Headlee: It was a lip sync tour -- everyone was [singing to track] on it. It was a different time then, when videos were the important thing for selling music, and people went to concerts expecting the same dancing and sound from videos. And you can’t sing live and dance and have the same sound as on the record. Production became a big part of the concerts.
Downtown Julie Brown (former MTV VJ, Club MTV host): Everyone was singing to track on that tour. Was (Not Was) was live, because the whole band was studio singers anyway -- but we were so used to being on Club MTV, where it wasn’t so much about who had the best voice, just as long as you could perform and give the audience exactly what they wanted. They wanted to see you perform and touch you. That was the fun of that whole clubby vibe. Milli Vanilli definitely brought that to them.

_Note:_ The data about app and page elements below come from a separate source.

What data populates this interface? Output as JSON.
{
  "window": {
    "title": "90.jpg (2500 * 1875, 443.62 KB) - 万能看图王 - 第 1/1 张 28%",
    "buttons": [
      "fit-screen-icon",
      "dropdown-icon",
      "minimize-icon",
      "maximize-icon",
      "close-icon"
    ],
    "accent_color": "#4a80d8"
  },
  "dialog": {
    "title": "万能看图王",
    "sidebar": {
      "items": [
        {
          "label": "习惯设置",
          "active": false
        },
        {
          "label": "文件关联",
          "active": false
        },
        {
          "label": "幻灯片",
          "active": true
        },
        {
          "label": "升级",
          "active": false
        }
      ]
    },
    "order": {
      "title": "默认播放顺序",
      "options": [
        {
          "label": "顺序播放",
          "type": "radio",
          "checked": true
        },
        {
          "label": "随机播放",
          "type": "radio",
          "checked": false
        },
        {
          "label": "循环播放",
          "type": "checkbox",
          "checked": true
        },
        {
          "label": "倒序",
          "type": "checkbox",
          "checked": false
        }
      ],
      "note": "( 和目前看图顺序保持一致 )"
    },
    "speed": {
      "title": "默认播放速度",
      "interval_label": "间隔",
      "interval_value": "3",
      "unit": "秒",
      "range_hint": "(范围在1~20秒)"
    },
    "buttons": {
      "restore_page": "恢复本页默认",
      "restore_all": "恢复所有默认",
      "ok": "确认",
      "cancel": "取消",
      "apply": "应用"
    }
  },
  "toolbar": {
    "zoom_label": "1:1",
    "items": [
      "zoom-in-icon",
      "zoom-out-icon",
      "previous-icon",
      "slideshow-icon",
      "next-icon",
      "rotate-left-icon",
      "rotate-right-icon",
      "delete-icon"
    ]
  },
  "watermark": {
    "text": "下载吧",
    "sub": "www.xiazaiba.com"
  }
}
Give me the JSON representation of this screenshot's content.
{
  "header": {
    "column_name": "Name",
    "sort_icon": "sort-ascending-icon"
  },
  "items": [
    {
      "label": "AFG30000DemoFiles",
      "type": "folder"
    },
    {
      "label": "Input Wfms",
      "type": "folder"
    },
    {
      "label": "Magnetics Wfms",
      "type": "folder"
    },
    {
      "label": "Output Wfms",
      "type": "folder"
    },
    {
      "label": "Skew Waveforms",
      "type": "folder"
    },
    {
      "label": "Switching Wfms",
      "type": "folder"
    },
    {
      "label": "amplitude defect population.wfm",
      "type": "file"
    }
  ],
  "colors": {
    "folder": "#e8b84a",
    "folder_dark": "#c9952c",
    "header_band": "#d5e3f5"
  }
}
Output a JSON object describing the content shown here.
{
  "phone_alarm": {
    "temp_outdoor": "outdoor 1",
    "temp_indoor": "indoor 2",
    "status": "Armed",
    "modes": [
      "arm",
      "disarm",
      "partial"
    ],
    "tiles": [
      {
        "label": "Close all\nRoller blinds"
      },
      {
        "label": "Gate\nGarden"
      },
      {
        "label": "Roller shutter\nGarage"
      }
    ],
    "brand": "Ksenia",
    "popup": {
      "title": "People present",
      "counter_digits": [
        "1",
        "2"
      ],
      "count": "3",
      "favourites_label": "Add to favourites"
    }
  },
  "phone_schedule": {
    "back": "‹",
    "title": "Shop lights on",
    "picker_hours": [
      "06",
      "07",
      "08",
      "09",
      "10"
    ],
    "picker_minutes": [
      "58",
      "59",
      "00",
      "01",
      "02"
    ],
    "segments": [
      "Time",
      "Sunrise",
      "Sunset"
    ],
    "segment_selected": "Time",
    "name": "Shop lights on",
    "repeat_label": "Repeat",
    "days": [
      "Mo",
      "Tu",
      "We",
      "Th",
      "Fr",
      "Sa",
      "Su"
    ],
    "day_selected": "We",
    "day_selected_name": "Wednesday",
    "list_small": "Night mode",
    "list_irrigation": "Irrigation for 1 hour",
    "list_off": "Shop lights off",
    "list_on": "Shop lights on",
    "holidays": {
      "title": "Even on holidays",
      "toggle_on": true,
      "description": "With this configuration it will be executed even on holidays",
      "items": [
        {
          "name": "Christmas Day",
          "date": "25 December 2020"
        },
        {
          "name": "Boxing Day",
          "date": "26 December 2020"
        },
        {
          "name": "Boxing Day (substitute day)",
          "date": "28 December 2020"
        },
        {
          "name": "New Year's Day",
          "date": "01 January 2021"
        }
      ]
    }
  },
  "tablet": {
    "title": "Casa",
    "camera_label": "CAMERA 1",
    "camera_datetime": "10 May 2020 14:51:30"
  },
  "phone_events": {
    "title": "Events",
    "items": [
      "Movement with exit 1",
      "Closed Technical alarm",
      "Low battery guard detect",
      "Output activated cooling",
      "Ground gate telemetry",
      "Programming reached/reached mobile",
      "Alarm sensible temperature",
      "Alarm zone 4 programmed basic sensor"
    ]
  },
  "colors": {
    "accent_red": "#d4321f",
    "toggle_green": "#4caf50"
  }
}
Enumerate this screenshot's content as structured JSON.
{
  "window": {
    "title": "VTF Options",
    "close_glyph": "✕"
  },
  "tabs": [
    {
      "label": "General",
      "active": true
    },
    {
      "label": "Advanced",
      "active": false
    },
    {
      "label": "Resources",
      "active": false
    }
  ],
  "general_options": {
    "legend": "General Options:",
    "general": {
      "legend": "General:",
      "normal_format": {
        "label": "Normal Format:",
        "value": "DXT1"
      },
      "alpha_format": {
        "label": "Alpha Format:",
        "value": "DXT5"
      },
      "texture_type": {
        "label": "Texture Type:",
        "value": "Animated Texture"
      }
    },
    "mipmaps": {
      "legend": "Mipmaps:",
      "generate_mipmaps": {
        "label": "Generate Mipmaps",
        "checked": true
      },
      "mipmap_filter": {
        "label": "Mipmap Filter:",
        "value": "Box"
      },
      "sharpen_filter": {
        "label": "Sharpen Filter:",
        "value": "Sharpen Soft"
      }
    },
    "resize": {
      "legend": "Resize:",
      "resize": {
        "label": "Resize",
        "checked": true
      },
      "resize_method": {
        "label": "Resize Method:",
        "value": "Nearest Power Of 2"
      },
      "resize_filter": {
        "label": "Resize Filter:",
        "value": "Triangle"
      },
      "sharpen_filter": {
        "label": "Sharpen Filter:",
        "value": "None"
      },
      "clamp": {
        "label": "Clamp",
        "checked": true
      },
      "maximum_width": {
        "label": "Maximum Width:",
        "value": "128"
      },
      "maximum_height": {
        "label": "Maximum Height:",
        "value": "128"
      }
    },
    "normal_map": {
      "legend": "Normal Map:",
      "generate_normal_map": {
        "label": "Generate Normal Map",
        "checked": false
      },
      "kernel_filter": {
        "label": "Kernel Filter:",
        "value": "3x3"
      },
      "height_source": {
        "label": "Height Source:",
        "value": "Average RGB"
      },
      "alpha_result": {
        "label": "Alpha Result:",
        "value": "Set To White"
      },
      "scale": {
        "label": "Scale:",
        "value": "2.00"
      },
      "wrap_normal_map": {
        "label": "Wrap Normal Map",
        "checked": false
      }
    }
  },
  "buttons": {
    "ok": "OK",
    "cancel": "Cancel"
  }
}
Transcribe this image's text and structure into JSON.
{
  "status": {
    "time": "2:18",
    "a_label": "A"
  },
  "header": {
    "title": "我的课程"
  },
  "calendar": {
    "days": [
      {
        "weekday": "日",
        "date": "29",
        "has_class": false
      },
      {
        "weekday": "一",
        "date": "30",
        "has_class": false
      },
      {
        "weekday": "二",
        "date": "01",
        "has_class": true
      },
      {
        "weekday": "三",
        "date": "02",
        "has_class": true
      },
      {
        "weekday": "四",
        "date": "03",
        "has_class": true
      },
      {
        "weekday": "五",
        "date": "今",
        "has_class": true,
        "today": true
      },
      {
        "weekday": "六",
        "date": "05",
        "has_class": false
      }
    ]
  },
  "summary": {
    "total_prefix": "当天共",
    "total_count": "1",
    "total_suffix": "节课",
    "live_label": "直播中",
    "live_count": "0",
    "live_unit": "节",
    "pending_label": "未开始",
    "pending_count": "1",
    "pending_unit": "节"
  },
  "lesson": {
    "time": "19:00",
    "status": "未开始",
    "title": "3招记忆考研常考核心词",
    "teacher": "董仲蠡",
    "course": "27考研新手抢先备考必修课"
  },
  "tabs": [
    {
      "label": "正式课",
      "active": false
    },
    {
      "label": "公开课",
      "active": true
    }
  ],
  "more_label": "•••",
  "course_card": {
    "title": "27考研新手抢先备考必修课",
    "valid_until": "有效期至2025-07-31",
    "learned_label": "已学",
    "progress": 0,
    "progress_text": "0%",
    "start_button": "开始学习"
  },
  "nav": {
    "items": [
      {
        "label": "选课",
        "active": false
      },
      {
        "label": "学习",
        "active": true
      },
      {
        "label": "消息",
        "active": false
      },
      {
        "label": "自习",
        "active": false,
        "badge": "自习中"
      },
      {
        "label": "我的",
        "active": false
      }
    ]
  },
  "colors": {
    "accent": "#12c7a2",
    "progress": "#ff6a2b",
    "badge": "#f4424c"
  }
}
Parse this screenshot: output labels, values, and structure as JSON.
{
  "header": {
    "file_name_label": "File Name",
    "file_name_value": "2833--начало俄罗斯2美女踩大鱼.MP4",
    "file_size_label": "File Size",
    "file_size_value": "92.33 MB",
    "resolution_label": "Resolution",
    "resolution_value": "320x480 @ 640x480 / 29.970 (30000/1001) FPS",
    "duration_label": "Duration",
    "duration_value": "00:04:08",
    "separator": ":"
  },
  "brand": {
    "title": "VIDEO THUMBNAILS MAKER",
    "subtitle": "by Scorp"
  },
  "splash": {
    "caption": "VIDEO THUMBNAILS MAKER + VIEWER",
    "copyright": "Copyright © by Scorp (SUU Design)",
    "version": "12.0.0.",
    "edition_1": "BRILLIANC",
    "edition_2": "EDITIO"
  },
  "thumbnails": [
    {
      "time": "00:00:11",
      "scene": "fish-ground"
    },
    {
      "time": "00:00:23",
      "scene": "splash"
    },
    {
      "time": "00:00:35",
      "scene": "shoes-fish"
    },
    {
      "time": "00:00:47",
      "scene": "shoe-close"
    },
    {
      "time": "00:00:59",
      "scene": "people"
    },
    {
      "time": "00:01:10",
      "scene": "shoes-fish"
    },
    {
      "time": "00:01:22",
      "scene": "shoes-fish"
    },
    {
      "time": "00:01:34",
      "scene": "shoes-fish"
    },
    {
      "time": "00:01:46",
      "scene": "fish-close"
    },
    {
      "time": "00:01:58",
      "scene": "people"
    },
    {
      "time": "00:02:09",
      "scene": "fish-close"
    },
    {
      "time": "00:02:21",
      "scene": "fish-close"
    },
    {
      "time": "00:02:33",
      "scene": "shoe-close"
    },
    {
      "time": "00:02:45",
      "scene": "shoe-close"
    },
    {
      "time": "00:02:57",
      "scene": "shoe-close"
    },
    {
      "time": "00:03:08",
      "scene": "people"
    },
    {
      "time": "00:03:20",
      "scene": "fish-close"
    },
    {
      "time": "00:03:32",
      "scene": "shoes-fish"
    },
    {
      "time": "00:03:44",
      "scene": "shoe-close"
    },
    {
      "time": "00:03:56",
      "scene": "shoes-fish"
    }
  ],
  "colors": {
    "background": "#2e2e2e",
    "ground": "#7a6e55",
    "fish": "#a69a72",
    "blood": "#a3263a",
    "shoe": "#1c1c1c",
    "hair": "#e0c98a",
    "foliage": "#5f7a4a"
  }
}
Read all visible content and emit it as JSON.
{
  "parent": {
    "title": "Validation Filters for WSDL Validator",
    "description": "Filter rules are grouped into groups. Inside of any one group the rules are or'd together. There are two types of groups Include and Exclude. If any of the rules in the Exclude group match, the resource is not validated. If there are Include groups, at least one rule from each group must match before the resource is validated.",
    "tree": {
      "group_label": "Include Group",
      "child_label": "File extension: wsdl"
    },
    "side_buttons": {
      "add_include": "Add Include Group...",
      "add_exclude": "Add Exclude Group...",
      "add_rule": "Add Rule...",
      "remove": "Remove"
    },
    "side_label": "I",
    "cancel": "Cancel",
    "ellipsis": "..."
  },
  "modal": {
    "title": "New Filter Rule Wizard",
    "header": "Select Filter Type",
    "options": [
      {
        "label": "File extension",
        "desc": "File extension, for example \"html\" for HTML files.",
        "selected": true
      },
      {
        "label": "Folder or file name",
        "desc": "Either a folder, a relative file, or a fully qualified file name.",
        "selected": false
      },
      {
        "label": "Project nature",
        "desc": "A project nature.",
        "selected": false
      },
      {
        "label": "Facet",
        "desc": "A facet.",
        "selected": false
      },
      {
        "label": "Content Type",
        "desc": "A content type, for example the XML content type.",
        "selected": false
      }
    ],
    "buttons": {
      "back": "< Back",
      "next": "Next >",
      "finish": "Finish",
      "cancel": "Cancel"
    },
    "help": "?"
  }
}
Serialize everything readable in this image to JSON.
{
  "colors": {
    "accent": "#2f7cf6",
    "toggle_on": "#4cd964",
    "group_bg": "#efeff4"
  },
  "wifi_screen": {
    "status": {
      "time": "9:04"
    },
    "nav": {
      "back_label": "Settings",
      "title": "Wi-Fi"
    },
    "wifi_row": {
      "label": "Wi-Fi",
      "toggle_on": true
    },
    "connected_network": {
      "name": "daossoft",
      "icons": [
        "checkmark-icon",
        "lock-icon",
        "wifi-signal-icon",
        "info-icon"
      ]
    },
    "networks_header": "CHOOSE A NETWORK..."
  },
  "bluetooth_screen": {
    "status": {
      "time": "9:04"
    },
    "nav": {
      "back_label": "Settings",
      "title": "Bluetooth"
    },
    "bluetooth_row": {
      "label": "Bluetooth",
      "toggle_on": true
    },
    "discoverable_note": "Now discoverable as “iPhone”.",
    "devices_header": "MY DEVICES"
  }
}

Eliot Sekuler (MV’s outside publicist): I was on the MTV tour already with Paula... where [a number of the acts] were just singing to a recording. [Milli Vanilli] had a fairly elaborate playback system for its time, a digital device that was unusual for them. And it failed. It got stuck while they were on stage.
Steve Leeds (former director of on-air talent/ special projects for MTV): One of my projects was the Club MTV tour and Milli Vanilli were up-and-coming at the time and seemed like a great fit. We were playing Summerfest in Milwaukee [at the beginning of the tour], and they had this elaborate stage that was like a pyramid. Each guy would walk up on the sides and meet up at the top and body slam into each other and start singing.
It was a hot, sticky day and there were 22,000 people, sold out, and Milli Vanilli had this big live band, and then there was a track. It starts [hums "dun-dun-dun-dun"] and then the two guys come jumping out, getting hands in the air, and they’re waiting for the vocal track to come in -- and after seven times of it coming around, it was apparent that the vocal track wasn’t coming on. They ran offstage, punched [their tour manager] in the chest and locked themselves in their tour bus.